The Democratic Republic of Congo’s government has accused the M23 rebels of murdering more than 60 people and wounding more than 200 since they captured the city of Goma last week. The United Nations says it can confirm there have been killings in Goma but cannot say who was responsible.
The accusations were made by the DRC government spokesman Lambert Mende at a press conference in Kinshasa on Wednesday.
Citing sources in hospitals and in local government, Mende said 64 people had been deliberately murdered by the M23 in Goma in the nine days since they took over the town. He also said 228 civilians had been admitted to hospitals and clinics in the town for serious bullet and bayonet wounds.
Long list of accusations
The alleged killings and woundings were part of a long list of accusations made against the movement by the government spokesman.
Mende said there has been systematic looting in Goma since last week, particularly of houses and cars belonging to senior government officials, most of whom have fled.
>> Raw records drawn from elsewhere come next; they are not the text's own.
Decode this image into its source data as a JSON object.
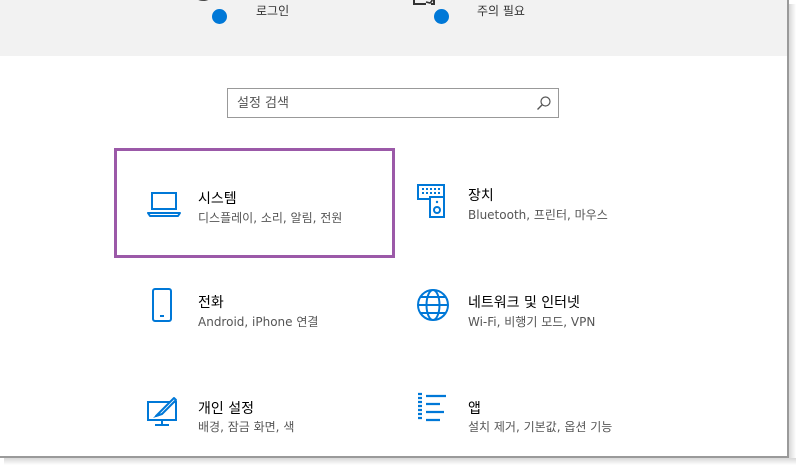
{
  "top_bar": {
    "items": [
      {
        "label": "로그인",
        "icon": "account-sync-icon"
      },
      {
        "label": "주의 필요",
        "icon": "update-device-icon"
      }
    ]
  },
  "search": {
    "placeholder": "설정 검색",
    "value": ""
  },
  "tiles": [
    {
      "key": "system",
      "title": "시스템",
      "description": "디스플레이, 소리, 알림, 전원",
      "icon": "laptop-icon",
      "selected": true
    },
    {
      "key": "devices",
      "title": "장치",
      "description": "Bluetooth, 프린터, 마우스",
      "icon": "keyboard-speaker-icon"
    },
    {
      "key": "phone",
      "title": "전화",
      "description": "Android, iPhone 연결",
      "icon": "phone-icon"
    },
    {
      "key": "network",
      "title": "네트워크 및 인터넷",
      "description": "Wi-Fi, 비행기 모드, VPN",
      "icon": "globe-icon"
    },
    {
      "key": "personalization",
      "title": "개인 설정",
      "description": "배경, 잠금 화면, 색",
      "icon": "paint-screen-icon"
    },
    {
      "key": "apps",
      "title": "앱",
      "description": "설치 제거, 기본값, 옵션 기능",
      "icon": "apps-list-icon"
    }
  ],
  "colors": {
    "accent": "#0078d7",
    "selection_border": "#9b59a8",
    "top_strip": "#f2f2f2"
  }
}
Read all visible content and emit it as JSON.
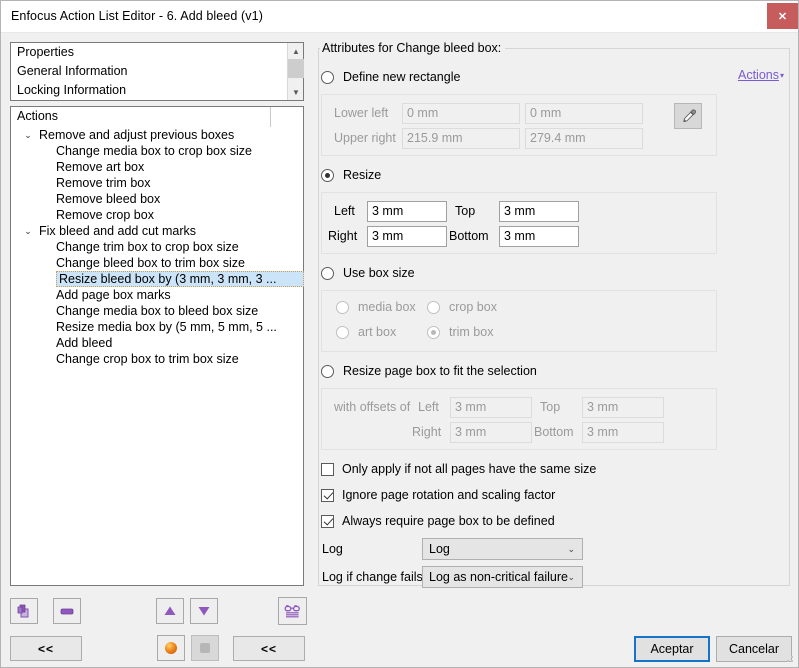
{
  "window": {
    "title": "Enfocus Action List Editor - 6. Add bleed (v1)",
    "close_label": "✕"
  },
  "properties_list": {
    "items": [
      "Properties",
      "General Information",
      "Locking Information"
    ]
  },
  "actions_tree": {
    "header": "Actions",
    "rows": [
      {
        "type": "group",
        "twisty": "⌄",
        "label": "Remove and adjust previous boxes"
      },
      {
        "type": "leaf",
        "label": "Change media box to crop box size"
      },
      {
        "type": "leaf",
        "label": "Remove art box"
      },
      {
        "type": "leaf",
        "label": "Remove trim box"
      },
      {
        "type": "leaf",
        "label": "Remove bleed box"
      },
      {
        "type": "leaf",
        "label": "Remove crop box"
      },
      {
        "type": "group",
        "twisty": "⌄",
        "label": "Fix bleed and add cut marks"
      },
      {
        "type": "leaf",
        "label": "Change trim box to crop box size"
      },
      {
        "type": "leaf",
        "label": "Change bleed box to trim box size"
      },
      {
        "type": "selected",
        "label": "Resize bleed box by (3 mm, 3 mm, 3 ..."
      },
      {
        "type": "leaf",
        "label": "Add page box marks"
      },
      {
        "type": "leaf",
        "label": "Change media box to bleed box size"
      },
      {
        "type": "leaf",
        "label": "Resize media box by (5 mm, 5 mm, 5 ..."
      },
      {
        "type": "leaf",
        "label": "Add bleed"
      },
      {
        "type": "leaf",
        "label": "Change crop box to trim box size"
      }
    ]
  },
  "attributes": {
    "legend": "Attributes for Change bleed box:",
    "actions_link": "Actions",
    "actions_caret": "▾",
    "define_rect": {
      "radio_label": "Define new rectangle",
      "checked": false,
      "lower_left_label": "Lower left",
      "lower_left_x": "0 mm",
      "lower_left_y": "0 mm",
      "upper_right_label": "Upper right",
      "upper_right_x": "215.9 mm",
      "upper_right_y": "279.4 mm",
      "eyedropper_icon": "eyedropper-icon"
    },
    "resize": {
      "radio_label": "Resize",
      "checked": true,
      "left_label": "Left",
      "left_value": "3 mm",
      "top_label": "Top",
      "top_value": "3 mm",
      "right_label": "Right",
      "right_value": "3 mm",
      "bottom_label": "Bottom",
      "bottom_value": "3 mm"
    },
    "use_box_size": {
      "radio_label": "Use box size",
      "checked": false,
      "options": [
        {
          "label": "media box",
          "checked": false
        },
        {
          "label": "crop box",
          "checked": false
        },
        {
          "label": "art box",
          "checked": false
        },
        {
          "label": "trim box",
          "checked": true
        }
      ]
    },
    "resize_page_box": {
      "radio_label": "Resize page box to fit the selection",
      "checked": false,
      "offsets_label": "with offsets of",
      "left_label": "Left",
      "left_value": "3 mm",
      "top_label": "Top",
      "top_value": "3 mm",
      "right_label": "Right",
      "right_value": "3 mm",
      "bottom_label": "Bottom",
      "bottom_value": "3 mm"
    },
    "checkboxes": [
      {
        "label": "Only apply if not all pages have the same size",
        "checked": false
      },
      {
        "label": "Ignore page rotation and scaling factor",
        "checked": true
      },
      {
        "label": "Always require page box to be defined",
        "checked": true
      }
    ],
    "log": {
      "label": "Log",
      "value": "Log",
      "chevron": "⌄"
    },
    "log_fail": {
      "label": "Log if change fails",
      "value": "Log as non-critical failure",
      "chevron": "⌄"
    }
  },
  "toolbar": {
    "add_icon": "add-action-icon",
    "remove_icon": "remove-action-icon",
    "move_up_icon": "move-up-icon",
    "move_down_icon": "move-down-icon",
    "preview_icon": "glasses-preview-icon",
    "collapse_left_label": "<<",
    "collapse_right_label": "<<",
    "enabled_icon": "orange-sphere-icon",
    "disabled_icon": "grey-square-icon"
  },
  "footer": {
    "ok_label": "Aceptar",
    "cancel_label": "Cancelar"
  },
  "colors": {
    "accent_purple": "#8050b0",
    "link_purple": "#7a5bd0",
    "selection_blue": "#cce4f7",
    "focus_blue": "#1474c9",
    "close_red": "#c75c5c",
    "orange": "#f08a20"
  }
}
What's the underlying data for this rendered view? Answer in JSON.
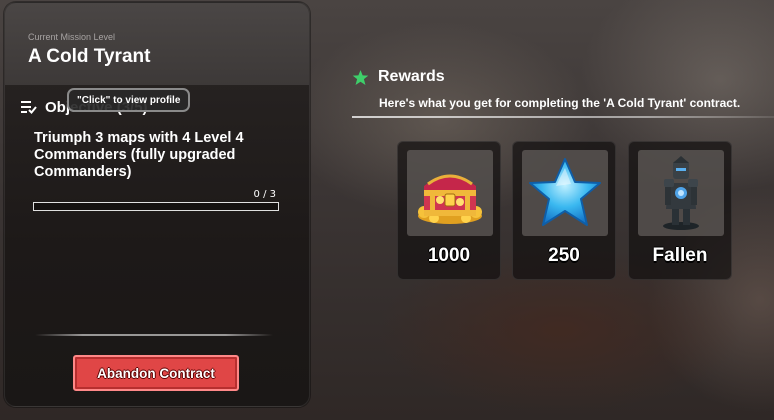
{
  "mission": {
    "subtitle": "Current Mission Level",
    "title": "A Cold Tyrant",
    "objective_label": "Objective (3/5)",
    "tooltip": "\"Click\" to view profile",
    "objective_text": "Triumph 3 maps with 4 Level 4 Commanders (fully upgraded Commanders)",
    "progress_text": "0 / 3",
    "progress_fraction": 0,
    "abandon_label": "Abandon Contract"
  },
  "rewards": {
    "title": "Rewards",
    "description": "Here's what you get for completing the 'A Cold Tyrant' contract.",
    "items": [
      {
        "icon": "treasure-chest-icon",
        "value": "1000"
      },
      {
        "icon": "blue-star-icon",
        "value": "250"
      },
      {
        "icon": "fallen-figure-icon",
        "value": "Fallen"
      }
    ]
  },
  "colors": {
    "accent_green": "#3ecf6a",
    "abandon_red": "#e04646"
  }
}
He said stocks of minerals have disappeared, dozens of lorries have been stolen and sold at knocked-down prices, and accused M23 of even pillaging a hospital.
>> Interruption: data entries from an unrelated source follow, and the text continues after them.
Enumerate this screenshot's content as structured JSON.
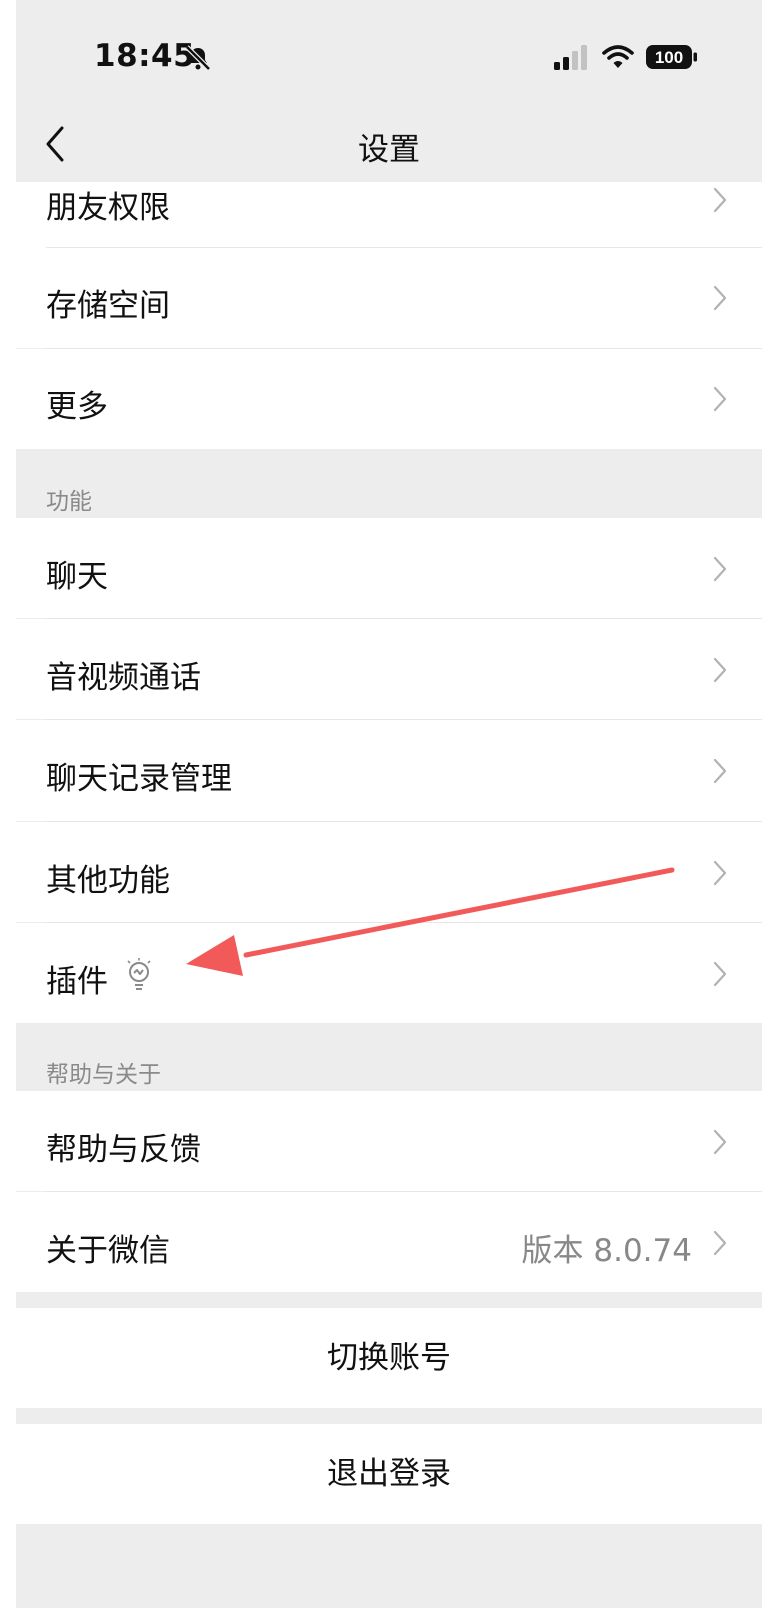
{
  "status_bar": {
    "time": "18:45",
    "battery": "100"
  },
  "nav": {
    "title": "设置"
  },
  "items_top": [
    {
      "label": "朋友权限"
    },
    {
      "label": "存储空间"
    },
    {
      "label": "更多"
    }
  ],
  "section_features": {
    "title": "功能"
  },
  "items_features": [
    {
      "label": "聊天"
    },
    {
      "label": "音视频通话"
    },
    {
      "label": "聊天记录管理"
    },
    {
      "label": "其他功能"
    },
    {
      "label": "插件"
    }
  ],
  "section_help": {
    "title": "帮助与关于"
  },
  "items_help": [
    {
      "label": "帮助与反馈"
    },
    {
      "label": "关于微信",
      "value": "版本 8.0.74"
    }
  ],
  "buttons": {
    "switch_account": "切换账号",
    "logout": "退出登录"
  },
  "colors": {
    "background": "#ededed",
    "cell": "#ffffff",
    "annotation_arrow": "#f25a5a"
  },
  "icons": [
    "bell-slash-icon",
    "signal-icon",
    "wifi-icon",
    "battery-icon",
    "back-icon",
    "chevron-right-icon",
    "plugin-lightbulb-icon"
  ]
}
Who Are the M23 Rebels?
Named for March 23, the date of a 2009 peace deal
Contains fighters once loyal to a rebel army who assimilated into the DRC army, then defected
Formed in early 2012
Dominated by the Tutsi ethnic group
Also known as the Congolese Revolutionary Army
UN experts say the group is backed by Rwanda, which Rwanda denies
He said, on the night of November 25 the military hospital at Katindo was looted by wreckers from M23. The equipment was taken out of the country, said Mende, by those who, in his words, "dare to call themselves Congolese patriots."
The accusations come about 36 hours after a deadline expired for the M23 to leave Goma. The presidents of the DRC, Rwanda and Uganda agreed at the weekend to give the rebels 48 hours to move their troops out of the eastern city, the capital of North Kivu province.
The United Nations peacekeeping mission MONUSCO said Wednesday it could not confirm that the M23 had left or was leaving Goma.
MONUSCO spokesman Mounoubai Manodge said some troops had left but others had arrived.
MONUSCO investigating murders
Manodge said MONUSCO is investigating the accusation that M23 carried out dozens of murders in the town.
"We have received information regarding some killings carried out by the M23 in Goma. We can’t confirm the figure - we are investigating this. We can only speak about verifiable numbers. We can confirm that there have been some killings but we have to make sure they were done by M23 before we can say anything," said Manodge.
MONUSCO has evacuated 22 magistrates from Goma on the grounds that their lives might be in danger. At least one of them came close to being killed, said Manodge.
"One of the magistrates was involved in a trial where one of the M23’s leaders was condemned. So when the M23 took power, they went for him and the guy told him ‘You condemned me to 12 years, me I’m condemning you to death’, and they were about to kill him, but some people intervened. That’s how his life was saved," he said.
VOA tried to contact M23 for its reaction to the allegations but it spokesmen were not immediately available.
In the past few days M23 spokesmen have been saying the movement won’t evacuate Goma until the government agrees to enter negotiations.
Government spokesman Mende said the government had agreed to listen to the movement and to re-evaluate a previous agreement which it signed with armed groups, including the M23’s leaders, in 2009.
But the M23 has to get out of Goma before that re-evaluation can start, he said.